Nothing in the records may be left out; restate them word for word.

Top of Data supplied

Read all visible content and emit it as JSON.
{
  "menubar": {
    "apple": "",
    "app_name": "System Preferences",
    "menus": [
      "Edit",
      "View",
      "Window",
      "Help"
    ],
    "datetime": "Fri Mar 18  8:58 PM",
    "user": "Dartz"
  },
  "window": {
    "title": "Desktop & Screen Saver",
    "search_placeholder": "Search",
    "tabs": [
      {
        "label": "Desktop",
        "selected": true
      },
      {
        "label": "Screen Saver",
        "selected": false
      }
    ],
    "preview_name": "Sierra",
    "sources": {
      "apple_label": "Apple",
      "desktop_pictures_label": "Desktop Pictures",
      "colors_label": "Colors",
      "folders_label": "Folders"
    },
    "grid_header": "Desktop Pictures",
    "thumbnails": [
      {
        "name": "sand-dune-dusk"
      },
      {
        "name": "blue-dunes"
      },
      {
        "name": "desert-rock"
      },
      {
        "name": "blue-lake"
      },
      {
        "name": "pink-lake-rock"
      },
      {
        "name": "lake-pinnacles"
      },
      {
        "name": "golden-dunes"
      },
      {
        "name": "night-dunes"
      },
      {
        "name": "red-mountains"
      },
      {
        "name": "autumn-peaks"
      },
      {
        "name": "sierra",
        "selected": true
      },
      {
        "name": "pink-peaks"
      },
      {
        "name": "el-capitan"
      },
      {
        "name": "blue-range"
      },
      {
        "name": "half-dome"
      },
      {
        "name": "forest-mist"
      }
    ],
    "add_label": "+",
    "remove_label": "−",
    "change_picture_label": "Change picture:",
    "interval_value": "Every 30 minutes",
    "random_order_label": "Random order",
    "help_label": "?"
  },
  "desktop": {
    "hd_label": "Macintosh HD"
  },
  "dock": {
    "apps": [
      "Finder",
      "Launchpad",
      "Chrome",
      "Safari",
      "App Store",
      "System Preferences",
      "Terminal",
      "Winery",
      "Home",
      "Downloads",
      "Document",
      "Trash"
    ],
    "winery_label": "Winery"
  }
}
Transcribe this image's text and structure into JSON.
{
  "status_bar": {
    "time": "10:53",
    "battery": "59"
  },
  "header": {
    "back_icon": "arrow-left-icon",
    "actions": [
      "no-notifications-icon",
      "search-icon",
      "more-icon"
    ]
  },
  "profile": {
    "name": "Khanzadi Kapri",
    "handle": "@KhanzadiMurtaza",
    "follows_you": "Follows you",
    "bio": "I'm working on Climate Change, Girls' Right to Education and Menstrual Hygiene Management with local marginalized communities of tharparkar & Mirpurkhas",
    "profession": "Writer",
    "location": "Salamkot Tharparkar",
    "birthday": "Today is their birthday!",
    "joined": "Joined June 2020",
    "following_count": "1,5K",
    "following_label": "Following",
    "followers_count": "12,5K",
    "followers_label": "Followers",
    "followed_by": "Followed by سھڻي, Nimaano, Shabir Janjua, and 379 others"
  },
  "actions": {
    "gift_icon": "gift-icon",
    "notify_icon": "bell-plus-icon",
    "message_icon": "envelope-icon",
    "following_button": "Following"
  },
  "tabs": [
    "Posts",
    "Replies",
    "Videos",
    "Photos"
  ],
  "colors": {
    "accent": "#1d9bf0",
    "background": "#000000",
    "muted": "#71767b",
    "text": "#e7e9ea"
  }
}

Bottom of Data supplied

_Answer section_
Read all visible content and emit it as JSON.
{
  "menubar": {
    "apple": "",
    "app_name": "System Preferences",
    "menus": [
      "Edit",
      "View",
      "Window",
      "Help"
    ],
    "datetime": "Fri Mar 18  8:58 PM",
    "user": "Dartz"
  },
  "window": {
    "title": "Desktop & Screen Saver",
    "search_placeholder": "Search",
    "tabs": [
      {
        "label": "Desktop",
        "selected": true
      },
      {
        "label": "Screen Saver",
        "selected": false
      }
    ],
    "preview_name": "Sierra",
    "sources": {
      "apple_label": "Apple",
      "desktop_pictures_label": "Desktop Pictures",
      "colors_label": "Colors",
      "folders_label": "Folders"
    },
    "grid_header": "Desktop Pictures",
    "thumbnails": [
      {
        "name": "sand-dune-dusk"
      },
      {
        "name": "blue-dunes"
      },
      {
        "name": "desert-rock"
      },
      {
        "name": "blue-lake"
      },
      {
        "name": "pink-lake-rock"
      },
      {
        "name": "lake-pinnacles"
      },
      {
        "name": "golden-dunes"
      },
      {
        "name": "night-dunes"
      },
      {
        "name": "red-mountains"
      },
      {
        "name": "autumn-peaks"
      },
      {
        "name": "sierra",
        "selected": true
      },
      {
        "name": "pink-peaks"
      },
      {
        "name": "el-capitan"
      },
      {
        "name": "blue-range"
      },
      {
        "name": "half-dome"
      },
      {
        "name": "forest-mist"
      }
    ],
    "add_label": "+",
    "remove_label": "−",
    "change_picture_label": "Change picture:",
    "interval_value": "Every 30 minutes",
    "random_order_label": "Random order",
    "help_label": "?"
  },
  "desktop": {
    "hd_label": "Macintosh HD"
  },
  "dock": {
    "apps": [
      "Finder",
      "Launchpad",
      "Chrome",
      "Safari",
      "App Store",
      "System Preferences",
      "Terminal",
      "Winery",
      "Home",
      "Downloads",
      "Document",
      "Trash"
    ],
    "winery_label": "Winery"
  }
}
Transcribe this image's text and structure into JSON.
{
  "status_bar": {
    "time": "10:53",
    "battery": "59"
  },
  "header": {
    "back_icon": "arrow-left-icon",
    "actions": [
      "no-notifications-icon",
      "search-icon",
      "more-icon"
    ]
  },
  "profile": {
    "name": "Khanzadi Kapri",
    "handle": "@KhanzadiMurtaza",
    "follows_you": "Follows you",
    "bio": "I'm working on Climate Change, Girls' Right to Education and Menstrual Hygiene Management with local marginalized communities of tharparkar & Mirpurkhas",
    "profession": "Writer",
    "location": "Salamkot Tharparkar",
    "birthday": "Today is their birthday!",
    "joined": "Joined June 2020",
    "following_count": "1,5K",
    "following_label": "Following",
    "followers_count": "12,5K",
    "followers_label": "Followers",
    "followed_by": "Followed by سھڻي, Nimaano, Shabir Janjua, and 379 others"
  },
  "actions": {
    "gift_icon": "gift-icon",
    "notify_icon": "bell-plus-icon",
    "message_icon": "envelope-icon",
    "following_button": "Following"
  },
  "tabs": [
    "Posts",
    "Replies",
    "Videos",
    "Photos"
  ],
  "colors": {
    "accent": "#1d9bf0",
    "background": "#000000",
    "muted": "#71767b",
    "text": "#e7e9ea"
  }
}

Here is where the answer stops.